Lambert: Maps will become essential to these conversations and are what entice people to join. For so long, the image of conservation was just David Attenborough in the middle of the world somewhere, in a place we can't necessarily relate to. But now, I can set up a map on iNaturalist that everyone can contribute to and access for free. Whether it’s a map of all the trees in their city or observations of turtles, frogs, or hawks, people will be able to put themselves in the context of their city. They can actually paint that picture of the landscape—they can see the asphalt, they can see trees—and place their community in the broader grand scheme of the universe.
Schell: One of our flagship projects deploys camera traps across urban to wildland spaces. We put up placards that give out our contact information if people are interested in the project; we've had over a dozen people in the last year reach out to us who are interested in learning more about the camera traps, including city officials. A figure from our Science paper created by co-author Dr. Simone de Roches was recently republished in the New York Times, and after reading that, some folks from the City of Piedmont’s Recreation Department reached out. This small example highlights how far-reaching and continually helpful the work has been in creating collaborations across the Bay
Lambert: I think that’s the power of urban areas for conservation and getting people engaged. They know where they fit into much more easily than if you were to ask, “How do we protect tigers in Mumbai?” It matters in the grand scheme—people generally care about tigers—but they have no context for it. People have context for their backyard coyote: almost everyone has a story about something in their urban area; they're just looking for someone to tell it to.
Do you think it’s possible to create policies that improve urban biodiversity without first addressing the inequities like redlining?
Lambert: There are two panels to the figure that was just republished in the New York Times. The panel on the right shows conservation embedded in a cycle of social justice, environmental justice, and civil rights: that’s the foundation for which successful conservation efforts will ever be possible. You can try to chip away at it in small ways, but you will always fight an uphill battle unless you center equity and justice because the things that cause injustice and inequities also degrade the natural world. These things are inherently intertwined.

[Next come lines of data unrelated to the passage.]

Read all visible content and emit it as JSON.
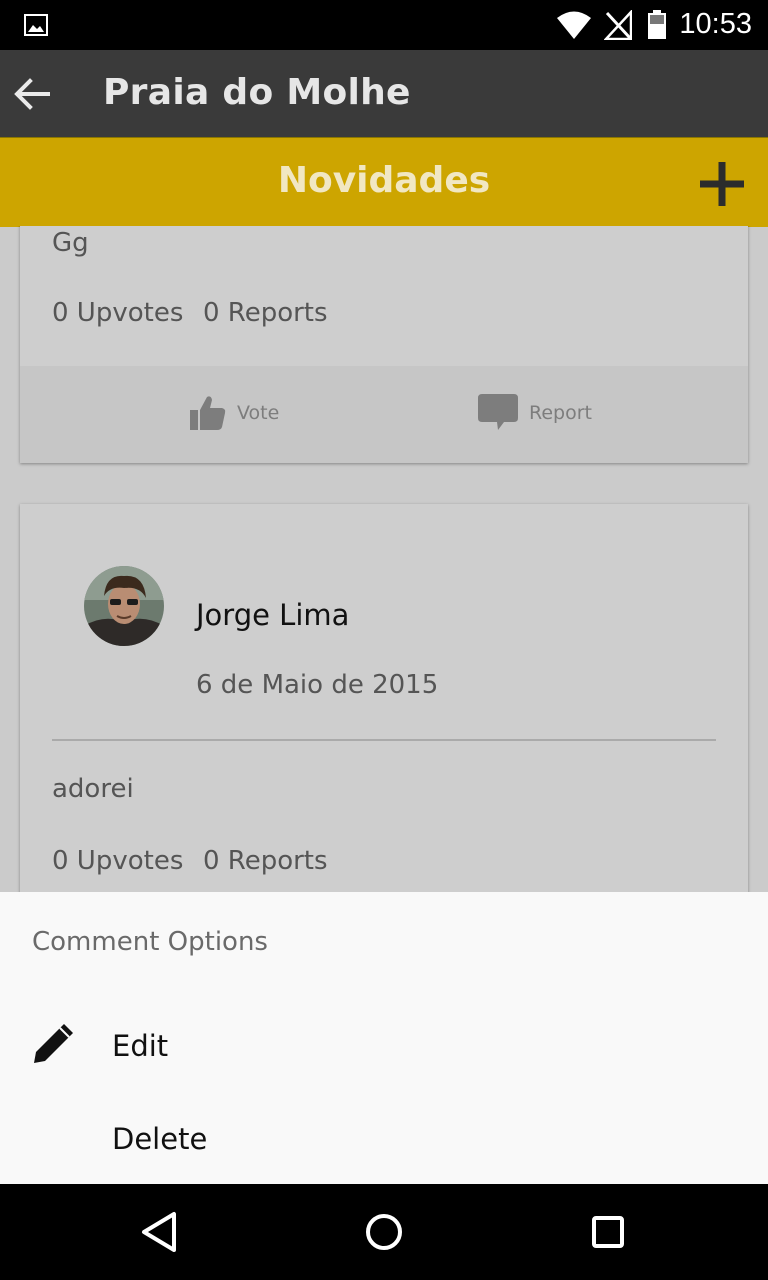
{
  "status_bar": {
    "time": "10:53",
    "icons": [
      "image-icon",
      "wifi-icon",
      "no-signal-icon",
      "battery-icon"
    ]
  },
  "app_bar": {
    "title": "Praia do Molhe",
    "back_icon": "arrow-left-icon"
  },
  "sub_bar": {
    "title": "Novidades",
    "add_icon": "plus-icon",
    "color": "#cda500"
  },
  "posts": [
    {
      "text": "Gg",
      "upvotes": "0 Upvotes",
      "reports": "0 Reports",
      "vote_label": "Vote",
      "report_label": "Report"
    },
    {
      "author": "Jorge Lima",
      "date": "6 de Maio de 2015",
      "text": "adorei",
      "upvotes": "0 Upvotes",
      "reports": "0 Reports"
    }
  ],
  "comment_options": {
    "heading": "Comment Options",
    "items": [
      {
        "label": "Edit",
        "icon": "pencil-icon"
      },
      {
        "label": "Delete"
      }
    ]
  },
  "nav_bar": {
    "buttons": [
      "back-triangle-icon",
      "home-circle-icon",
      "recents-square-icon"
    ]
  }
}
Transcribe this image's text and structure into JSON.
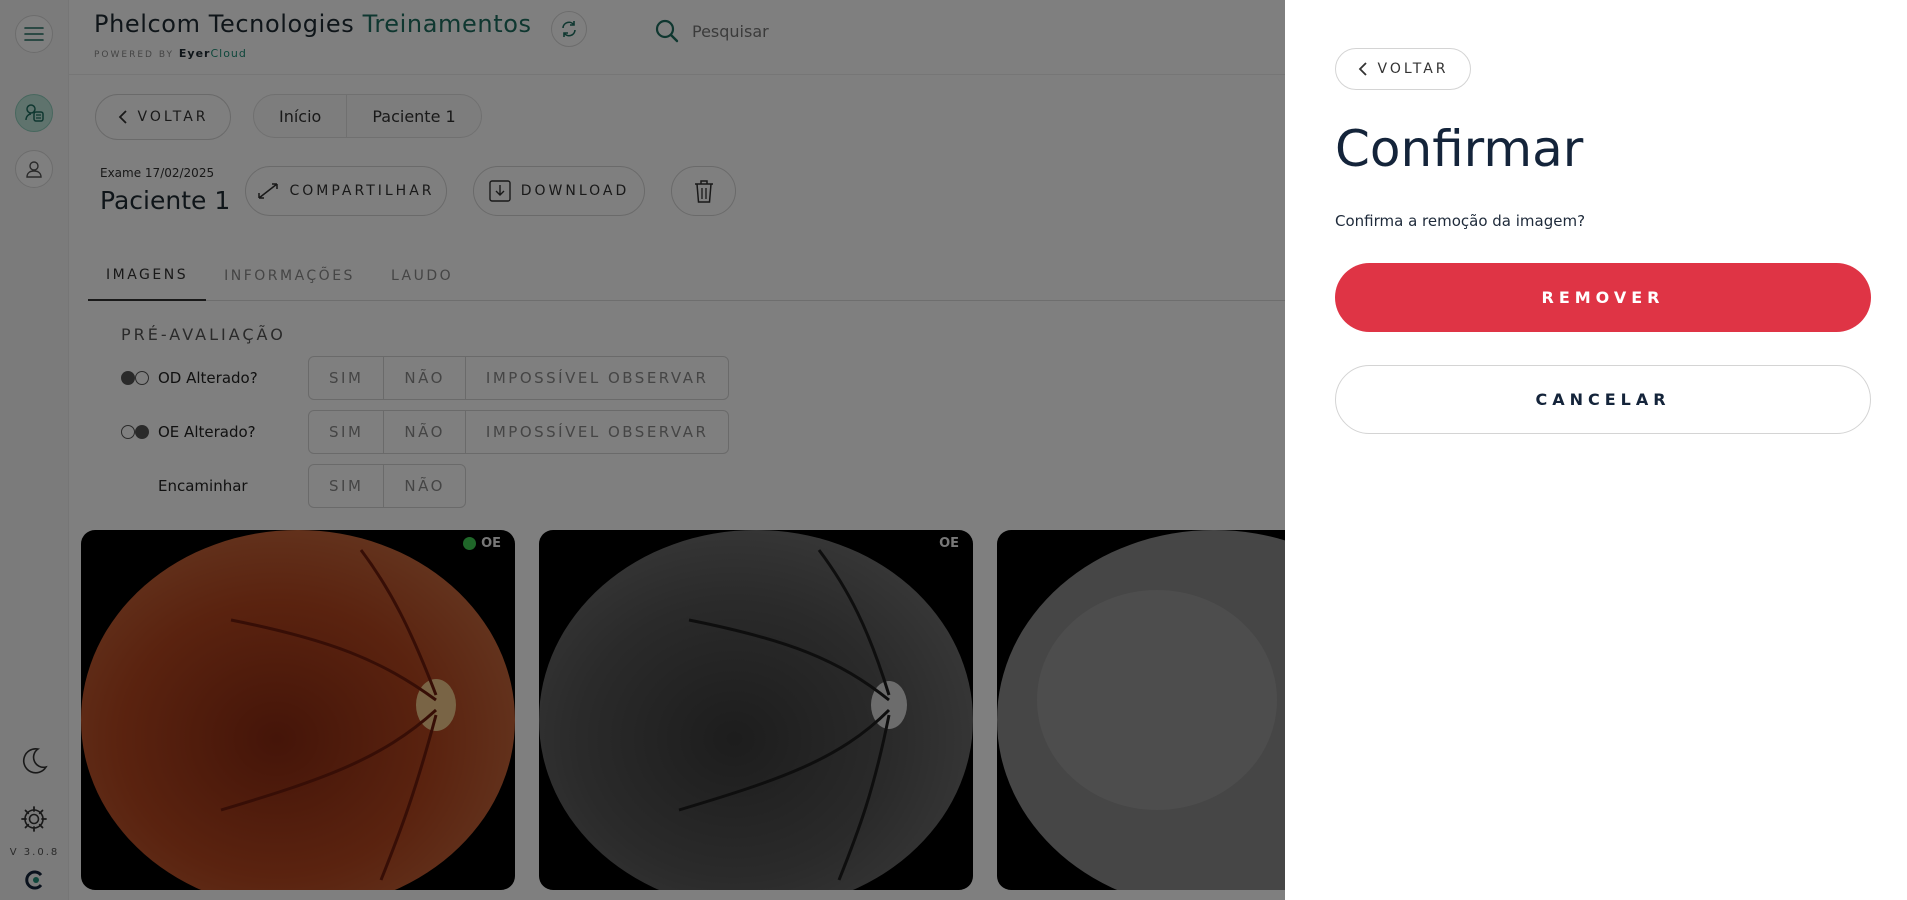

Schell: If we can't figure ourselves out and figure out how we got to this point while centering equity and justice—which is something we said in the Science paper and at the beginning and end of this book, and also urged all of our co-authors to talk about it—then we will never get to our goals. This book was something that we wanted to get out into the world because this is not something we’re alone in; there are other folks who are also interested in this, who also feel the same way, and who have been beating this drum in their communities. It’s been a good journey to be able to put this into words and have folks understand how important it is to be able to restore ourselves as a means of then going on to continue to restore the natural world.
- Toward a New Legacy (Breakthroughs magazine)
- Fostering coexistence with San Francisco’s urban coyotes (Rausser College of Natural Resources)
- Systemic racism has consequences for all life in cities (University of Washington)
- The ecological and evolutionary consequences of systemic racism in urban environments (Science)